Wow. I have to say, I had no idea about how popular Mine Your Step would be. After an initial review on IndieGaming.com my Google analytics went crazy. That story then got picked up on RockPaperShotgun and PCGamer. I can easily say that my web server has never seen so much traffic. The more amazing thing was the number of tweets and emails I had about the game. It was a very simple idea, but people really seem to dig it. It is really satisfying as an indie gamedev to see people playing your game, even more so when they take the time to actually give you feedback. And so for everyone who tweeted me and e-mailed me about it – thank you .
So after having a rather random success story with one of my games, what do I do next? I’m debating a sequel to be honest – though this may be milking it I’d really love a multiplayer environment – to actually see all your fellow cadets running around the battlefield, randomly exploding. I’d like to keep it in html5 – as I think the fact it required no plug-ins helped it somewhat. I’ve played around with a unity first person prototype, lots of fog, random explosions – and it made the game, well, pretty dark and scary to be honest. The explosions where simulated but random – the idea being that though you wouldn’t see anyone else walking around the battle field, you would hear and see explosions of other players in real-time. Creepy.
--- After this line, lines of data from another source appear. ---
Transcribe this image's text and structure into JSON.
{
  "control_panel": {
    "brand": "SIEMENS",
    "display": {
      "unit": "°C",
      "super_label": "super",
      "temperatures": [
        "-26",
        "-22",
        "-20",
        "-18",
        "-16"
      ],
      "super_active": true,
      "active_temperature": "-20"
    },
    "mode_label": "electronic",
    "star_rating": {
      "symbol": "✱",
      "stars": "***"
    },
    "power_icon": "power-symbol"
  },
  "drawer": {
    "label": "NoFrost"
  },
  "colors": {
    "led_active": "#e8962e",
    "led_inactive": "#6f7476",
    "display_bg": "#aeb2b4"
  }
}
One idea that came up pretty consistently was checkpoints – I agree they would help especially with the more complicated levels. Also checkpoints would give me a chance to be evil with level design ( ‘oh you set your checkpoint to that place? shame it is a dead end hehehe’ ).
One other thing that people said they enjoyed about Mine Your Step was the way that everyone was working toward a common goal. I’ve had a few ideas now which play on this idea. I think random strangers working together to achieve a goal is pretty damn cool idea. So if I don’t produce Mine Your Step 2 for my April #1GAM it will probably be working with this idea of players trying to defeat me.
The game itself was pretty easy to write. I think about two days worth of work went into it – the most complicated bit was the level design ( as I found a decent tileset, but my art skills are poor ) and of course the client/server interaction – which I hadn’t done with html5 before, but it was pretty simple. The last minute addition of the music I think really helped the atmosphere of the game – though after checking out my bandwidth use, I had to quickly compress it from a 7 meg mp3 into a 2 meg mp3 The player sprite was built with the most excellent charas-project.net. I modified the sprite that came out of that by making his helmet much bigger to give him a more toony look. For people who have asked how the client/server bit was done, it is fairly easy – on death a message is sent to a php script which stores the x, y, level and player name in a MySQL db. On level load another PHP script is called which contains JSON encoded data containing all the death x, y locations on a level for the past 24 hours. And that is pretty much it. If anyone is truly interested in how this is done, more than happy to do a tutorial about it
Well, I guess that is it for now thanks for reading!